[DATA FOR REVIEW]

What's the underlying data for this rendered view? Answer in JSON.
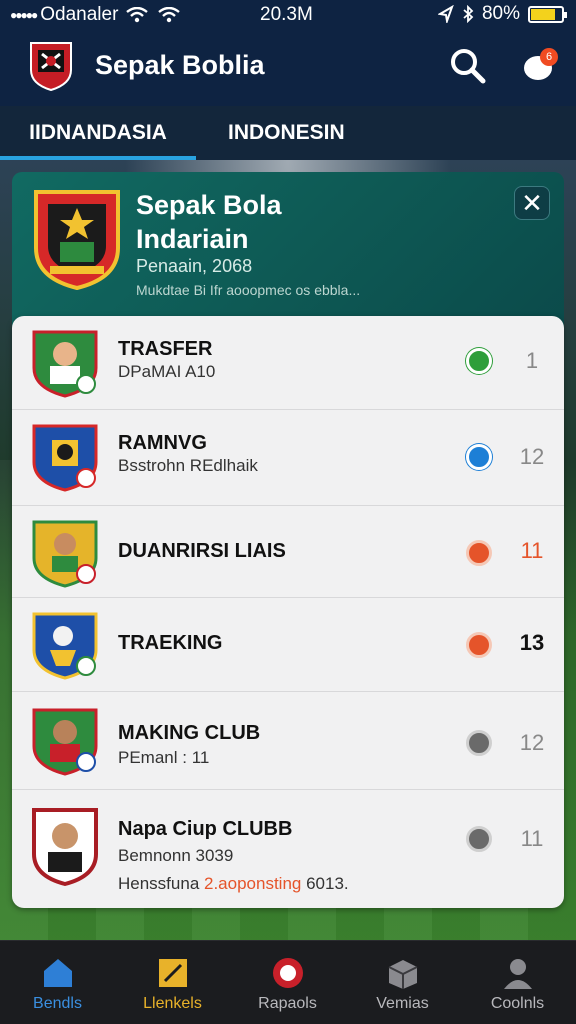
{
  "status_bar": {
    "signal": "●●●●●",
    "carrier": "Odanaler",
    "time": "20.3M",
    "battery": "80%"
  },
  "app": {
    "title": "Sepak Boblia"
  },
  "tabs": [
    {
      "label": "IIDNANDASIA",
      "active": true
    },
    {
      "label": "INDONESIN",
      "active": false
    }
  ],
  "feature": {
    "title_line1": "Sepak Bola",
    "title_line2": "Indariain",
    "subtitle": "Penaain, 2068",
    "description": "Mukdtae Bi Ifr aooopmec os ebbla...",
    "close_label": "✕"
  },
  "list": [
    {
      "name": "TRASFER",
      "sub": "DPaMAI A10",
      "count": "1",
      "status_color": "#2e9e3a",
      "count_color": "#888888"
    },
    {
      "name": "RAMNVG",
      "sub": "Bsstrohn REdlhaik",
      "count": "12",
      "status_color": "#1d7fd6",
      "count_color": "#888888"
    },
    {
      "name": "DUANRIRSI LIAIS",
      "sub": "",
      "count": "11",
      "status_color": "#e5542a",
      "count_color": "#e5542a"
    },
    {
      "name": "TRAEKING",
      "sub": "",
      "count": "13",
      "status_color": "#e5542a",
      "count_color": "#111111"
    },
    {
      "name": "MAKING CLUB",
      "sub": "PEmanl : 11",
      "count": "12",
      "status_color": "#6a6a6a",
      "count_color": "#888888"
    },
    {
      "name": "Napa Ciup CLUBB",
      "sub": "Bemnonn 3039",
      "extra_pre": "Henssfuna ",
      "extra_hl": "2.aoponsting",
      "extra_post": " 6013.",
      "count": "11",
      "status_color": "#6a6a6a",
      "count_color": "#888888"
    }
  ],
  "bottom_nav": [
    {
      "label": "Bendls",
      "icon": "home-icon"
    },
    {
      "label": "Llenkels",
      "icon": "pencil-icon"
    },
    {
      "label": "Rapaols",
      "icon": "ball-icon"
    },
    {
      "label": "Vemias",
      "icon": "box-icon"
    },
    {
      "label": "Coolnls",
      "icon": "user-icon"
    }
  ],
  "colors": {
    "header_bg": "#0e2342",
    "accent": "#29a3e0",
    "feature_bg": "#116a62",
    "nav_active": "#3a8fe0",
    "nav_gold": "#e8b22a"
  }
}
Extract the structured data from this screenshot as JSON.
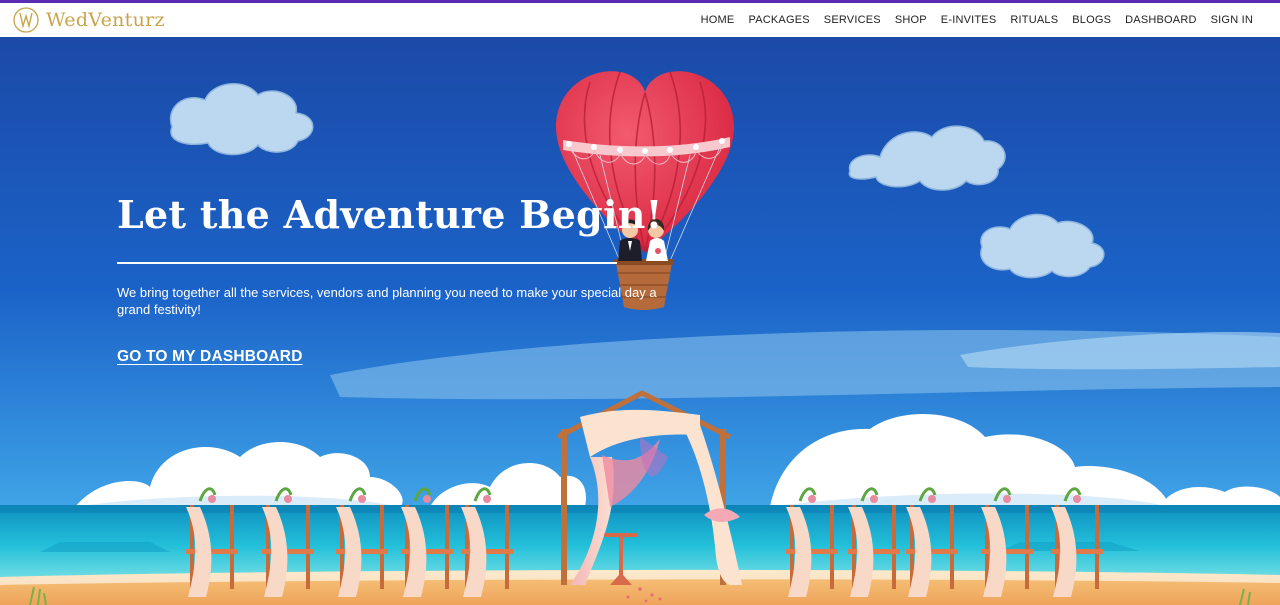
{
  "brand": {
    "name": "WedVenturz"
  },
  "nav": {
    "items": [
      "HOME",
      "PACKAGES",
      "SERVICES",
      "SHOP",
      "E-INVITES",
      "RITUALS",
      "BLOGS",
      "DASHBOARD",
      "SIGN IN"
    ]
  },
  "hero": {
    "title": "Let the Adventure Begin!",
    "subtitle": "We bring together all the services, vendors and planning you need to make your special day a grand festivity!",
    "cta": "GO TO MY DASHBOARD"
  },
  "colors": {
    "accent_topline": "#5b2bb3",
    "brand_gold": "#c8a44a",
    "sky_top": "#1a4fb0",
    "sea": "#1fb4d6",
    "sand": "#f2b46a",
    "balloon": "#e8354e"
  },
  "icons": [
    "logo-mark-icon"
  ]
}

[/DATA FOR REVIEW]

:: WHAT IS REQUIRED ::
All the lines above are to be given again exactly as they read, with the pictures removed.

:: RESULT BELOW ::
What's the underlying data for this rendered view? Answer in JSON.
{
  "status_bar": {
    "signal": "●●●●●",
    "carrier": "Odanaler",
    "time": "20.3M",
    "battery": "80%"
  },
  "app": {
    "title": "Sepak Boblia"
  },
  "tabs": [
    {
      "label": "IIDNANDASIA",
      "active": true
    },
    {
      "label": "INDONESIN",
      "active": false
    }
  ],
  "feature": {
    "title_line1": "Sepak Bola",
    "title_line2": "Indariain",
    "subtitle": "Penaain, 2068",
    "description": "Mukdtae Bi Ifr aooopmec os ebbla...",
    "close_label": "✕"
  },
  "list": [
    {
      "name": "TRASFER",
      "sub": "DPaMAI A10",
      "count": "1",
      "status_color": "#2e9e3a",
      "count_color": "#888888"
    },
    {
      "name": "RAMNVG",
      "sub": "Bsstrohn REdlhaik",
      "count": "12",
      "status_color": "#1d7fd6",
      "count_color": "#888888"
    },
    {
      "name": "DUANRIRSI LIAIS",
      "sub": "",
      "count": "11",
      "status_color": "#e5542a",
      "count_color": "#e5542a"
    },
    {
      "name": "TRAEKING",
      "sub": "",
      "count": "13",
      "status_color": "#e5542a",
      "count_color": "#111111"
    },
    {
      "name": "MAKING CLUB",
      "sub": "PEmanl : 11",
      "count": "12",
      "status_color": "#6a6a6a",
      "count_color": "#888888"
    },
    {
      "name": "Napa Ciup CLUBB",
      "sub": "Bemnonn 3039",
      "extra_pre": "Henssfuna ",
      "extra_hl": "2.aoponsting",
      "extra_post": " 6013.",
      "count": "11",
      "status_color": "#6a6a6a",
      "count_color": "#888888"
    }
  ],
  "bottom_nav": [
    {
      "label": "Bendls",
      "icon": "home-icon"
    },
    {
      "label": "Llenkels",
      "icon": "pencil-icon"
    },
    {
      "label": "Rapaols",
      "icon": "ball-icon"
    },
    {
      "label": "Vemias",
      "icon": "box-icon"
    },
    {
      "label": "Coolnls",
      "icon": "user-icon"
    }
  ],
  "colors": {
    "header_bg": "#0e2342",
    "accent": "#29a3e0",
    "feature_bg": "#116a62",
    "nav_active": "#3a8fe0",
    "nav_gold": "#e8b22a"
  }
}
Extract the structured data from this screenshot as JSON.
{
  "brand": {
    "name": "WedVenturz"
  },
  "nav": {
    "items": [
      "HOME",
      "PACKAGES",
      "SERVICES",
      "SHOP",
      "E-INVITES",
      "RITUALS",
      "BLOGS",
      "DASHBOARD",
      "SIGN IN"
    ]
  },
  "hero": {
    "title": "Let the Adventure Begin!",
    "subtitle": "We bring together all the services, vendors and planning you need to make your special day a grand festivity!",
    "cta": "GO TO MY DASHBOARD"
  },
  "colors": {
    "accent_topline": "#5b2bb3",
    "brand_gold": "#c8a44a",
    "sky_top": "#1a4fb0",
    "sea": "#1fb4d6",
    "sand": "#f2b46a",
    "balloon": "#e8354e"
  },
  "icons": [
    "logo-mark-icon"
  ]
}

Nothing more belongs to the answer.